Task: Which lines below contain "Secteurs"? Pull them out.

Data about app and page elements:
════════

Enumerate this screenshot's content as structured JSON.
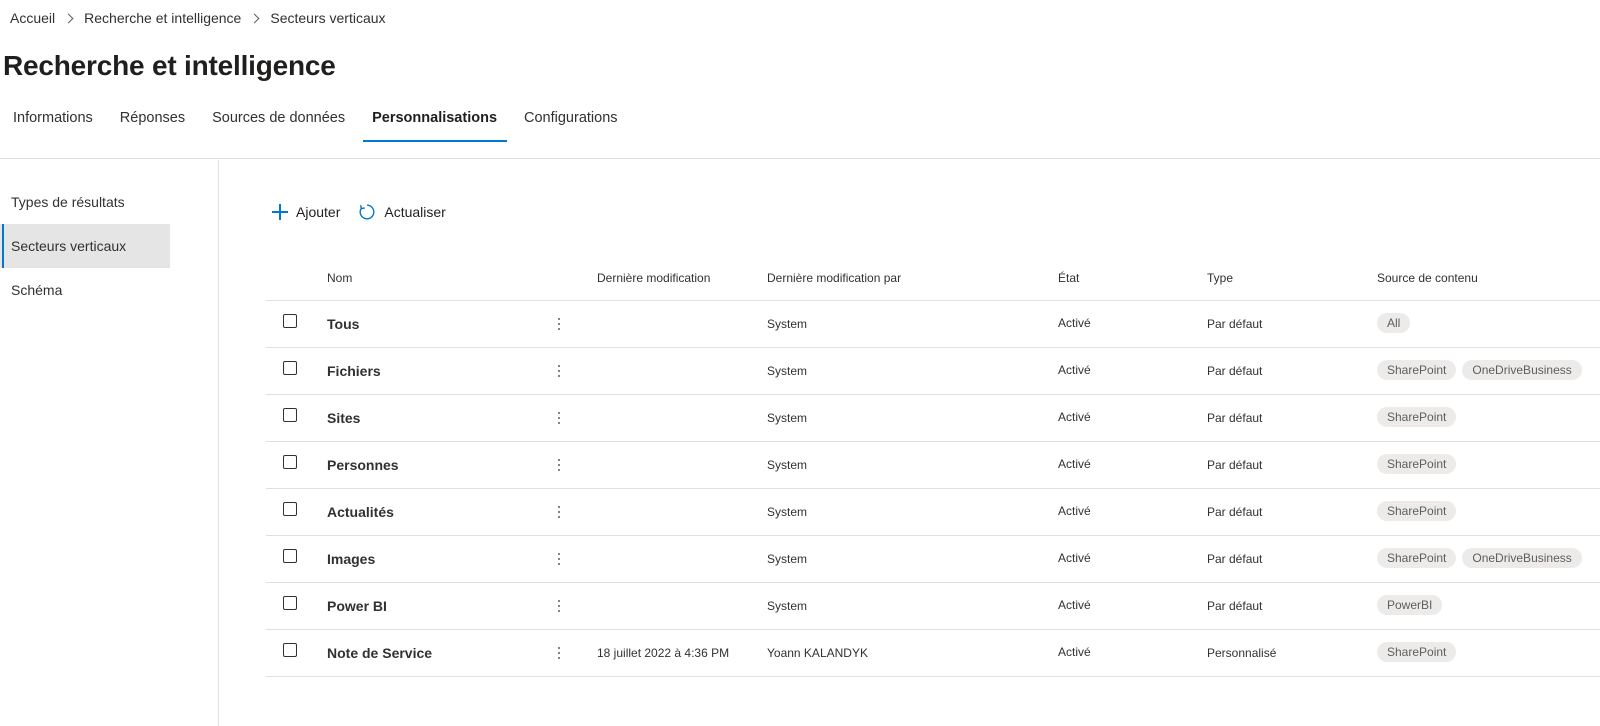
{
  "breadcrumb": [
    "Accueil",
    "Recherche et intelligence",
    "Secteurs verticaux"
  ],
  "page_title": "Recherche et intelligence",
  "tabs": [
    {
      "label": "Informations",
      "active": false
    },
    {
      "label": "Réponses",
      "active": false
    },
    {
      "label": "Sources de données",
      "active": false
    },
    {
      "label": "Personnalisations",
      "active": true
    },
    {
      "label": "Configurations",
      "active": false
    }
  ],
  "left_nav": [
    {
      "label": "Types de résultats",
      "active": false
    },
    {
      "label": "Secteurs verticaux",
      "active": true
    },
    {
      "label": "Schéma",
      "active": false
    }
  ],
  "toolbar": {
    "add_label": "Ajouter",
    "refresh_label": "Actualiser"
  },
  "table": {
    "headers": {
      "name": "Nom",
      "modified": "Dernière modification",
      "modified_by": "Dernière modification par",
      "state": "État",
      "type": "Type",
      "source": "Source de contenu"
    },
    "rows": [
      {
        "name": "Tous",
        "modified": "",
        "modified_by": "System",
        "state": "Activé",
        "type": "Par défaut",
        "sources": [
          "All"
        ]
      },
      {
        "name": "Fichiers",
        "modified": "",
        "modified_by": "System",
        "state": "Activé",
        "type": "Par défaut",
        "sources": [
          "SharePoint",
          "OneDriveBusiness"
        ]
      },
      {
        "name": "Sites",
        "modified": "",
        "modified_by": "System",
        "state": "Activé",
        "type": "Par défaut",
        "sources": [
          "SharePoint"
        ]
      },
      {
        "name": "Personnes",
        "modified": "",
        "modified_by": "System",
        "state": "Activé",
        "type": "Par défaut",
        "sources": [
          "SharePoint"
        ]
      },
      {
        "name": "Actualités",
        "modified": "",
        "modified_by": "System",
        "state": "Activé",
        "type": "Par défaut",
        "sources": [
          "SharePoint"
        ]
      },
      {
        "name": "Images",
        "modified": "",
        "modified_by": "System",
        "state": "Activé",
        "type": "Par défaut",
        "sources": [
          "SharePoint",
          "OneDriveBusiness"
        ]
      },
      {
        "name": "Power BI",
        "modified": "",
        "modified_by": "System",
        "state": "Activé",
        "type": "Par défaut",
        "sources": [
          "PowerBI"
        ]
      },
      {
        "name": "Note de Service",
        "modified": "18 juillet 2022 à 4:36 PM",
        "modified_by": "Yoann KALANDYK",
        "state": "Activé",
        "type": "Personnalisé",
        "sources": [
          "SharePoint"
        ]
      }
    ]
  },
  "colors": {
    "accent": "#0078d4",
    "chip_bg": "#edebe9"
  }
}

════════

Response:
    "Secteurs verticaux"
      "label": "Secteurs verticaux",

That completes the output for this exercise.